### TASK TO CARRY OUT
Lines of the data that contain the word "focused" are the ones to copy.

::::

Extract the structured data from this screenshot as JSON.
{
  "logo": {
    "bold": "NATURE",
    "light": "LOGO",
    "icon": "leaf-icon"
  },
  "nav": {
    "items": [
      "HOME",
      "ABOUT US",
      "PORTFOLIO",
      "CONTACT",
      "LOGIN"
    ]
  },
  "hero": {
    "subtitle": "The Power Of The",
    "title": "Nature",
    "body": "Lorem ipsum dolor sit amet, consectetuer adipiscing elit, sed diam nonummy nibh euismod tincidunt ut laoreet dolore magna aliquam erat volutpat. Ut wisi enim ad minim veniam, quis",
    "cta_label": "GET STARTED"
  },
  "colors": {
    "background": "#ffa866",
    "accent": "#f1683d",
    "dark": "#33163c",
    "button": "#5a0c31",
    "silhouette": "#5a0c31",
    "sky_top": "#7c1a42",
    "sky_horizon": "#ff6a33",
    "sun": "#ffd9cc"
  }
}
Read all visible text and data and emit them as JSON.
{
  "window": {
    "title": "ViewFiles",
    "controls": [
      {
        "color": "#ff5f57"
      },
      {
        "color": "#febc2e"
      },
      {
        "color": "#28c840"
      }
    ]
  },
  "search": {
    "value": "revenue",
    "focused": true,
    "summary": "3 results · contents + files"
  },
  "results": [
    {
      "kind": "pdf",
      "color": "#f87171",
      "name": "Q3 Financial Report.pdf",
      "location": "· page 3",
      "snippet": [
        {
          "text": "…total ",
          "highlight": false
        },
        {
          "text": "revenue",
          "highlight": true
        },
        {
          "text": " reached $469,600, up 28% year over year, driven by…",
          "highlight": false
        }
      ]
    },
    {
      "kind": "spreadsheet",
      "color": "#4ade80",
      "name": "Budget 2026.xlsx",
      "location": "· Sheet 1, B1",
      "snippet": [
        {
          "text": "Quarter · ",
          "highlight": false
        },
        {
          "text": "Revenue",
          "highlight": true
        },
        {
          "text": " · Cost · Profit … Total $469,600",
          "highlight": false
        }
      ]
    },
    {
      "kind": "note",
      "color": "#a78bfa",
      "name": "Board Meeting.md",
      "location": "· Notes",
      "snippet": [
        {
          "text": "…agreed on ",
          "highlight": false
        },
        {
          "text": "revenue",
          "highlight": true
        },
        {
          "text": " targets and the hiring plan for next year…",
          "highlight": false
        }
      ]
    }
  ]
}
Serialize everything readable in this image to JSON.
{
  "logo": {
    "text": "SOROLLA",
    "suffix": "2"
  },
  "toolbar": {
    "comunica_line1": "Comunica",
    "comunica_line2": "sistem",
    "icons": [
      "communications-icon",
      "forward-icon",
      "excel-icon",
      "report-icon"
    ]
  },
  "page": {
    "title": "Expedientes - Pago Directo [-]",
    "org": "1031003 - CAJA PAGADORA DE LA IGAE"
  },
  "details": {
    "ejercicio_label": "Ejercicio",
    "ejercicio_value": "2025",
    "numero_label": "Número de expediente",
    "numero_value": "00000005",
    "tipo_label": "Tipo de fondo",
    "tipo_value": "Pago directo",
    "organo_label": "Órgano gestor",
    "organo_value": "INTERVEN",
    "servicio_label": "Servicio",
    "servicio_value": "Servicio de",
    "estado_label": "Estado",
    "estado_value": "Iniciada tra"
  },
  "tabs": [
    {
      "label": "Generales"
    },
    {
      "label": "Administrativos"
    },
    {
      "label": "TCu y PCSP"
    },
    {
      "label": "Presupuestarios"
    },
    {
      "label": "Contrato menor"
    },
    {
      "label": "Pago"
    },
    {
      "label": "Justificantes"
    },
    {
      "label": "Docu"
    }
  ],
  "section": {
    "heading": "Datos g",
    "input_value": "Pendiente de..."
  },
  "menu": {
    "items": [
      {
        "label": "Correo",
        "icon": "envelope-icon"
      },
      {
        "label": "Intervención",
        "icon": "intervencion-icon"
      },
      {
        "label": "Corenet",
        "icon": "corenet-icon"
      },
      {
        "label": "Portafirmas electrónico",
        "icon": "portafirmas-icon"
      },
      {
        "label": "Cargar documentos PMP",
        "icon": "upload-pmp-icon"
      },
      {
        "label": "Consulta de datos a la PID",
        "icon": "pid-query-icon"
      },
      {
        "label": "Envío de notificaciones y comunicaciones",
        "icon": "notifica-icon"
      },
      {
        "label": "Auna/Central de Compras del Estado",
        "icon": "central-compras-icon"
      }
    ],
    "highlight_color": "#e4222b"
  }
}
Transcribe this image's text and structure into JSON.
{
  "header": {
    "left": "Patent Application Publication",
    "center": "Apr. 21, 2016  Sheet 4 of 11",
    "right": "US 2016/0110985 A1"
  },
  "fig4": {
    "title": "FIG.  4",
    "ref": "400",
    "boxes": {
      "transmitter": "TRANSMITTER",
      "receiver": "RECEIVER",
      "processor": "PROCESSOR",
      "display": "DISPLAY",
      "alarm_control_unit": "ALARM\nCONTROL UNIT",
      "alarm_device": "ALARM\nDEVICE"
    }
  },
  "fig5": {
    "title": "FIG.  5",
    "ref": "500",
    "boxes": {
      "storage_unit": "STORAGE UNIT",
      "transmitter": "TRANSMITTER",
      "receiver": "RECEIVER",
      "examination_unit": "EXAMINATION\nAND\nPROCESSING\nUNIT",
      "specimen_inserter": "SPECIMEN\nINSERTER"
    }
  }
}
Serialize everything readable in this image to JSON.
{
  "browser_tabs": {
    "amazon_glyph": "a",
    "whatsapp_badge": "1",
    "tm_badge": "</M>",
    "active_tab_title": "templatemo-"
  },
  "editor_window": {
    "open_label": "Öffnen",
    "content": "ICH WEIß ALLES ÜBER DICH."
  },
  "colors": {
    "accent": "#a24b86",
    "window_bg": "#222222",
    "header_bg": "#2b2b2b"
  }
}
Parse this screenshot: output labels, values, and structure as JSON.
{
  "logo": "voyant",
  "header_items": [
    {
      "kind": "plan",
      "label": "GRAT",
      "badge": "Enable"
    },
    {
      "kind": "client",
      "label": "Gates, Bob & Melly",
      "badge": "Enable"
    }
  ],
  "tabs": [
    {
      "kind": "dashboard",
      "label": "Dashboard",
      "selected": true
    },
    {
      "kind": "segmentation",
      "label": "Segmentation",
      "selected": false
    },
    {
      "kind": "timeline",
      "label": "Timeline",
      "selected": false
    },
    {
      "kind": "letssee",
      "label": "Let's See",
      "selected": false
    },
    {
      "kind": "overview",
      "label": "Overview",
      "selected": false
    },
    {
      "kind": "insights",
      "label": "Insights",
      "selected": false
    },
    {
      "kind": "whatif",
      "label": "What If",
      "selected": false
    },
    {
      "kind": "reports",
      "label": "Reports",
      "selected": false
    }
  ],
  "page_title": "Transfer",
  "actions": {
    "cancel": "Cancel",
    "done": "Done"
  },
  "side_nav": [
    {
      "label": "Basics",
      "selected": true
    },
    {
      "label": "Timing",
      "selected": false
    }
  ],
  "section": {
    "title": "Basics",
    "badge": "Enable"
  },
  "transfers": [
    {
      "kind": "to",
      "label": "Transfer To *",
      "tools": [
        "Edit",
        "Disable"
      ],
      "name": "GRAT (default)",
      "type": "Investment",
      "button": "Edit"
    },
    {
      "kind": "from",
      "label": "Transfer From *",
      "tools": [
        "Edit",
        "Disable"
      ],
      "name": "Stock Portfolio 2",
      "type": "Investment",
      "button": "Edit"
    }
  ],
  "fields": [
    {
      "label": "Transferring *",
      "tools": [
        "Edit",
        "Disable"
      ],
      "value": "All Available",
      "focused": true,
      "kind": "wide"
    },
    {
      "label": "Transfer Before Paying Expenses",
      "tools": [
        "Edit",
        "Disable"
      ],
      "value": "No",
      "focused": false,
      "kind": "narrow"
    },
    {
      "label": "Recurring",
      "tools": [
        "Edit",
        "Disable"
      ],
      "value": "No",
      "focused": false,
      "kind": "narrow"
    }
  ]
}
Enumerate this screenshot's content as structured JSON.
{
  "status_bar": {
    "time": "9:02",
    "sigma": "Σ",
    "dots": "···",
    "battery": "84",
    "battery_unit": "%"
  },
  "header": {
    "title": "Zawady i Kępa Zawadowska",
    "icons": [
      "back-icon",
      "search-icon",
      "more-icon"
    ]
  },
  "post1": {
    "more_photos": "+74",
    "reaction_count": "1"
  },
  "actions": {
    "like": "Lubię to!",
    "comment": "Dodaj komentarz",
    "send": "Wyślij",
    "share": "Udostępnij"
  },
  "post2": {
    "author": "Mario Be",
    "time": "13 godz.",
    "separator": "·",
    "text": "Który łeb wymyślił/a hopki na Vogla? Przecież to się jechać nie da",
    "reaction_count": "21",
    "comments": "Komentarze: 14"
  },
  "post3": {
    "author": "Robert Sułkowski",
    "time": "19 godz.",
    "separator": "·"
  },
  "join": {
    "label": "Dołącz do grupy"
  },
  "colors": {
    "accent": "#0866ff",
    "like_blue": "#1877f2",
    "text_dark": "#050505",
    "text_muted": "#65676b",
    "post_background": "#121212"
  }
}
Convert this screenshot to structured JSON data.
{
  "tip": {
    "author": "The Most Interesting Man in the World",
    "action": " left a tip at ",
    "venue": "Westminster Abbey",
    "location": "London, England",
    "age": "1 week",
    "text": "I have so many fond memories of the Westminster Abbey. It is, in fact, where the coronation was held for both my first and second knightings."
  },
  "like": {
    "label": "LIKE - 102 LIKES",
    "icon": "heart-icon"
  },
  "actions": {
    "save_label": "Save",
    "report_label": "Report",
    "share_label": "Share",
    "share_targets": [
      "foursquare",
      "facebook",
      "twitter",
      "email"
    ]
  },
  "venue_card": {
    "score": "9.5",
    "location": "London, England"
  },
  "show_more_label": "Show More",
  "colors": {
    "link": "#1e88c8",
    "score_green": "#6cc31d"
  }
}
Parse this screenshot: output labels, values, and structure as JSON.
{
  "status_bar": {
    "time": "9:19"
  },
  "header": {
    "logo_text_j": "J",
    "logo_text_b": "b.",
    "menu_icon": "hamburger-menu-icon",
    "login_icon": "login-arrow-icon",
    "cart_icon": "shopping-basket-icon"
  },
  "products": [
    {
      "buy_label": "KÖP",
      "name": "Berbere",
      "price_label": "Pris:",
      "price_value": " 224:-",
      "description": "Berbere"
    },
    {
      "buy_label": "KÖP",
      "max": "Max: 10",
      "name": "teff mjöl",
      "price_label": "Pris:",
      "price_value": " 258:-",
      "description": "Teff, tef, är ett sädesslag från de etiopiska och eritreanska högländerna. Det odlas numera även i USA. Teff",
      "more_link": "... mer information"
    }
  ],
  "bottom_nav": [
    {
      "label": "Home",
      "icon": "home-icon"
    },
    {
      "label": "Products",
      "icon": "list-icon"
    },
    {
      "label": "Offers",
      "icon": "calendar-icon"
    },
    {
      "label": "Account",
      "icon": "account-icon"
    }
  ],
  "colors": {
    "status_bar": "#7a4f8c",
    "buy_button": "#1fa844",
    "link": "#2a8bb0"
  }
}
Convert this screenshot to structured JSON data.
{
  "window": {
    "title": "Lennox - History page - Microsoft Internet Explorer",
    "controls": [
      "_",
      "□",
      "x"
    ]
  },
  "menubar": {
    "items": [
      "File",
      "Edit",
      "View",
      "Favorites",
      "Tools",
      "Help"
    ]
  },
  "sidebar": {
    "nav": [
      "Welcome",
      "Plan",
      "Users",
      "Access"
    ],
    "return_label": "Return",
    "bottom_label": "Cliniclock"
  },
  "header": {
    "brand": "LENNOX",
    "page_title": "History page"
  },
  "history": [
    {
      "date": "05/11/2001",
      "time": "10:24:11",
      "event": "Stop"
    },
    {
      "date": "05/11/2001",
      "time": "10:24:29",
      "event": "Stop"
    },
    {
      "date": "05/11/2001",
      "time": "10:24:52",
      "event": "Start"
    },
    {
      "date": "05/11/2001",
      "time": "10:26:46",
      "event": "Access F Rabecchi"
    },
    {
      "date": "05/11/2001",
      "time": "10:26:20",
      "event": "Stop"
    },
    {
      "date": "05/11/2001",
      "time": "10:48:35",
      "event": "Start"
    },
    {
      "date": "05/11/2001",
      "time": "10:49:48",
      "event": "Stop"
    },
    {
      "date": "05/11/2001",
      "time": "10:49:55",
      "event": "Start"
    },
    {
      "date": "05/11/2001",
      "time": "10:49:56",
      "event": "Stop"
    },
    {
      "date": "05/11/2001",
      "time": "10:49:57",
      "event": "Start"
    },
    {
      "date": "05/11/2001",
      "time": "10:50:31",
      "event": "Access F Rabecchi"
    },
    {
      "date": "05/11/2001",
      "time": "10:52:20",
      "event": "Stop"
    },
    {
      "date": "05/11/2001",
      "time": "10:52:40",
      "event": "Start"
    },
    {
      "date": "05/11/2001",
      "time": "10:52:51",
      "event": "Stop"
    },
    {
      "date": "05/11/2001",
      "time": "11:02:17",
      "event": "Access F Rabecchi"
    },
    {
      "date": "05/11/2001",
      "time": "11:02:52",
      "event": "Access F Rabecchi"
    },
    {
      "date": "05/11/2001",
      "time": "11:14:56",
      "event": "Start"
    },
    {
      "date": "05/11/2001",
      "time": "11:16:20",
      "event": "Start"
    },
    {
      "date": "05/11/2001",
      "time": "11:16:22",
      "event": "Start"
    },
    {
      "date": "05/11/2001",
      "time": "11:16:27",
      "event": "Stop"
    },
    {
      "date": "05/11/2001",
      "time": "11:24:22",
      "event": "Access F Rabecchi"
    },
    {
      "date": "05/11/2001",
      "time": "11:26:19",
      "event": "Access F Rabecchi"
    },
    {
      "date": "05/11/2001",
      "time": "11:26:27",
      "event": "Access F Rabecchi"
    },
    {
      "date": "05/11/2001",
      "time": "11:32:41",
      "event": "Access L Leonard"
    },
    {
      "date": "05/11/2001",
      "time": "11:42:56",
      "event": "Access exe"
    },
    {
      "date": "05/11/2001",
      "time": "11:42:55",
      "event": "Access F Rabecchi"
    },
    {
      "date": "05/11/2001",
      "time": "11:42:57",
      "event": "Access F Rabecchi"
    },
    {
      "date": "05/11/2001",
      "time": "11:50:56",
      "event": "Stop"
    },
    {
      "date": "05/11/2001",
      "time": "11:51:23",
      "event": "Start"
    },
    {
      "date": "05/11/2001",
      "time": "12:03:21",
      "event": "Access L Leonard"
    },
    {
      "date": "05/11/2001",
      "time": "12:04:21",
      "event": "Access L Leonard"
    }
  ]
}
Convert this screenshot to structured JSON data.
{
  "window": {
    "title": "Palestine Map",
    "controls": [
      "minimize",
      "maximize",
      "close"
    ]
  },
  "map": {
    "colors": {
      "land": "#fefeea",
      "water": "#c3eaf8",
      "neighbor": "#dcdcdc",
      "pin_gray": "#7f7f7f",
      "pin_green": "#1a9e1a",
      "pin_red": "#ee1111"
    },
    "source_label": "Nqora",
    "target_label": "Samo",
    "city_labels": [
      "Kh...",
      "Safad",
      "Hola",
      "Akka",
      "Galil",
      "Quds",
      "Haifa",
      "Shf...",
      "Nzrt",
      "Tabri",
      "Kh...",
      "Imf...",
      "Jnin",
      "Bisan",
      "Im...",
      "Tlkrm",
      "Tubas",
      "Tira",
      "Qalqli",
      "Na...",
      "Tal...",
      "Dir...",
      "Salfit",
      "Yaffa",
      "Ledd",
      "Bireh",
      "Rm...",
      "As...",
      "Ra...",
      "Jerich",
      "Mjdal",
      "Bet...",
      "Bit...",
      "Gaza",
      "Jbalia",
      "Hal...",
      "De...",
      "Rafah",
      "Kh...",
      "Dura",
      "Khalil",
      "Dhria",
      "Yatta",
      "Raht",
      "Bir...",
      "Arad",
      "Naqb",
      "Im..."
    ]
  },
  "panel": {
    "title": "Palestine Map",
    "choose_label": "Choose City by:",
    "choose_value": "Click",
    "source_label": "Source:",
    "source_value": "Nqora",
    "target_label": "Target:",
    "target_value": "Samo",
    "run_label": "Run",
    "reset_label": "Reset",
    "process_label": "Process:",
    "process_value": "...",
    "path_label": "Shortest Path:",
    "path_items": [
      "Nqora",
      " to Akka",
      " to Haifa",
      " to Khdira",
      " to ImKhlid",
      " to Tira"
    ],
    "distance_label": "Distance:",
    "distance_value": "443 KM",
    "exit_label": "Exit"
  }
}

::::

### RESULT OF THIS TASK
    "focused": true,
      "focused": true,
      "focused": false,
      "focused": false,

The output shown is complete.